The second morning was spent following rock cairns straight up to the top of Parkview Mtn. where I could see most of Colorado. On the top was a Forest Service Communications building manned by a marmot. (Someone forgot to shut the door.) I wanted to shortcut a big dogleg around Troublesome Pass but decided to stay on the CDT and see where it led me. It led into Trouble! Unfortunately, I found two Troublesome passes (as if one were not bad enough). The first was designated by Arapaho NF. I knew it wasn’t the location I was looking for, so I bushwhacked west about a mile along the Divide until I came to the pass described in my Colorado CDT guidebook. It was late afternoon and, again, the wind was trying to rip me apart. I put my rain jacket on as a windbreaker, put my head into the wind and trudged on. It was quite late before I found a flat spot to camp, high along the Rabbit Ears Range.
To reach Rabbit Ears Pass the following day, I was up with the first light. During much of the trip, I was up with the sun and down with the sun. It provided the warmth and light I needed to travel, and forced me to rest when often I could have continued hiking.
The morning’s dim beginning was ferocious with wind. I was trying to follow the CDT guidebook, which I have to read backwards because it goes north to south. I was trying to enjoy the panoramic vistas around me and keep from getting knocked over by the wind. I disturbed a herd of over 50 elk that were bedded down along the Divide. They groaned in disgust and ran from me into a drainage to the south. I should have followed them. Instead, I made a wrong turn that cost me an extra ten miles. I didn’t want to stay on the Divide because of property rights issues in the Rabbit Ears Pass area. Usually, I don’t let that stop me, but in this case I had heard that the Forest Service was negotiating with the owner for trail access. So I decided to be good and go around. I would regret this later. Wilderness boundaries are fluid. Compromising common sense for political purpose only creates added controversy. I ended up coming off the Divide too early, in the wrong drainage and trespassing across the Buffalo Creek Ranch.
I was walking through a forest service campground near Rabbit Ears Pass in the rain searching for my family. I felt a tap on my shoulder. It was trail magic again. The tap was from Dawn Weller. She asked me if I would like to join her family in their pop-up camper for dinner. I explained that I was looking for my wife and daughter and had been on the trail for several days and smelled very bad. She said, "If you don’t find them, you’re welcome to join us." As it turned out, I didn’t find them and returned to a warm, dry welcome— pork steak, red peppers, green beans, potatoes and red wine. These folks adopted me on a rainy night in the mountains, and it is hard to explain how wonderful that feels. You have to imagine how wet and smelly I was after days of hiking hard in very rugged terrain. Trail Magic is one of the most rewarding feelings that you gain from long distance hiking.

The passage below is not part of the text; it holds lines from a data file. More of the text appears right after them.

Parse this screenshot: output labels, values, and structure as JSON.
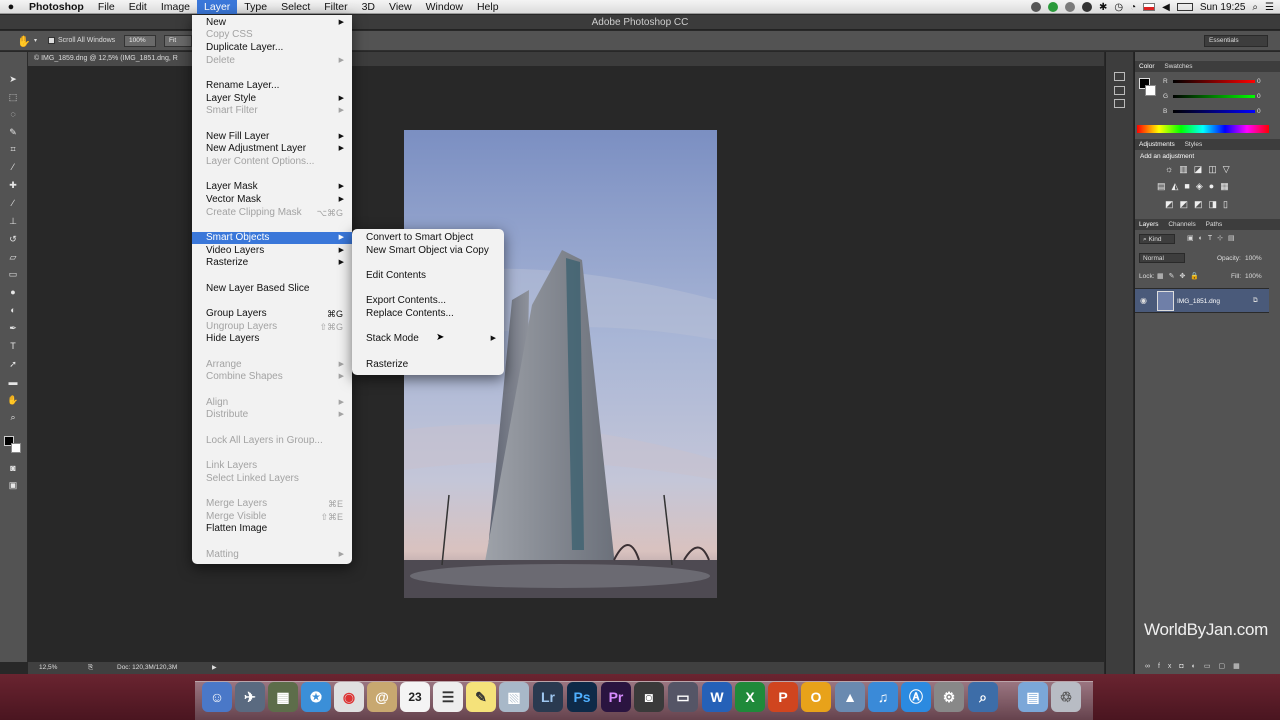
{
  "menubar": {
    "app_name": "Photoshop",
    "items": [
      "File",
      "Edit",
      "Image",
      "Layer",
      "Type",
      "Select",
      "Filter",
      "3D",
      "View",
      "Window",
      "Help"
    ],
    "clock": "Sun 19:25"
  },
  "window": {
    "title": "Adobe Photoshop CC"
  },
  "options": {
    "scroll_all": "Scroll All Windows",
    "zoom100": "100%",
    "fit_screen": "Fit Scre",
    "workspace": "Essentials"
  },
  "doc_tab": "© IMG_1859.dng @ 12,5% (IMG_1851.dng, R",
  "status": {
    "zoom": "12,5%",
    "doc": "Doc: 120,3M/120,3M"
  },
  "layer_menu": [
    {
      "label": "New",
      "arrow": true
    },
    {
      "label": "Copy CSS",
      "disabled": true
    },
    {
      "label": "Duplicate Layer..."
    },
    {
      "label": "Delete",
      "disabled": true,
      "arrow": true
    },
    {
      "label": "Rename Layer..."
    },
    {
      "label": "Layer Style",
      "arrow": true
    },
    {
      "label": "Smart Filter",
      "disabled": true,
      "arrow": true
    },
    {
      "label": "New Fill Layer",
      "arrow": true
    },
    {
      "label": "New Adjustment Layer",
      "arrow": true
    },
    {
      "label": "Layer Content Options...",
      "disabled": true
    },
    {
      "label": "Layer Mask",
      "arrow": true
    },
    {
      "label": "Vector Mask",
      "arrow": true
    },
    {
      "label": "Create Clipping Mask",
      "disabled": true,
      "shortcut": "⌥⌘G"
    },
    {
      "label": "Smart Objects",
      "arrow": true,
      "highlight": true
    },
    {
      "label": "Video Layers",
      "arrow": true
    },
    {
      "label": "Rasterize",
      "arrow": true
    },
    {
      "label": "New Layer Based Slice"
    },
    {
      "label": "Group Layers",
      "shortcut": "⌘G"
    },
    {
      "label": "Ungroup Layers",
      "disabled": true,
      "shortcut": "⇧⌘G"
    },
    {
      "label": "Hide Layers"
    },
    {
      "label": "Arrange",
      "disabled": true,
      "arrow": true
    },
    {
      "label": "Combine Shapes",
      "disabled": true,
      "arrow": true
    },
    {
      "label": "Align",
      "disabled": true,
      "arrow": true
    },
    {
      "label": "Distribute",
      "disabled": true,
      "arrow": true
    },
    {
      "label": "Lock All Layers in Group...",
      "disabled": true
    },
    {
      "label": "Link Layers",
      "disabled": true
    },
    {
      "label": "Select Linked Layers",
      "disabled": true
    },
    {
      "label": "Merge Layers",
      "disabled": true,
      "shortcut": "⌘E"
    },
    {
      "label": "Merge Visible",
      "disabled": true,
      "shortcut": "⇧⌘E"
    },
    {
      "label": "Flatten Image"
    },
    {
      "label": "Matting",
      "disabled": true,
      "arrow": true
    }
  ],
  "smart_objects_menu": [
    {
      "label": "Convert to Smart Object"
    },
    {
      "label": "New Smart Object via Copy"
    },
    {
      "label": "Edit Contents"
    },
    {
      "label": "Export Contents..."
    },
    {
      "label": "Replace Contents..."
    },
    {
      "label": "Stack Mode",
      "arrow": true
    },
    {
      "label": "Rasterize"
    }
  ],
  "panels": {
    "color_tabs": [
      "Color",
      "Swatches"
    ],
    "rgb": [
      {
        "ch": "R",
        "val": "0"
      },
      {
        "ch": "G",
        "val": "0"
      },
      {
        "ch": "B",
        "val": "0"
      }
    ],
    "adj_tabs": [
      "Adjustments",
      "Styles"
    ],
    "add_adjustment": "Add an adjustment",
    "layer_tabs": [
      "Layers",
      "Channels",
      "Paths"
    ],
    "kind": "Kind",
    "blend": "Normal",
    "opacity_label": "Opacity:",
    "opacity": "100%",
    "lock_label": "Lock:",
    "fill_label": "Fill:",
    "fill": "100%",
    "layer_name": "IMG_1851.dng"
  },
  "dock_letters": {
    "lr": "Lr",
    "ps": "Ps",
    "pr": "Pr",
    "w": "W",
    "x": "X",
    "p": "P",
    "o": "O",
    "cal": "23"
  },
  "watermark": "WorldByJan.com"
}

Excerpt from "Crossing the Divide, A Family Adventure Along the Continental Divide--MALLERYBOOKS.COM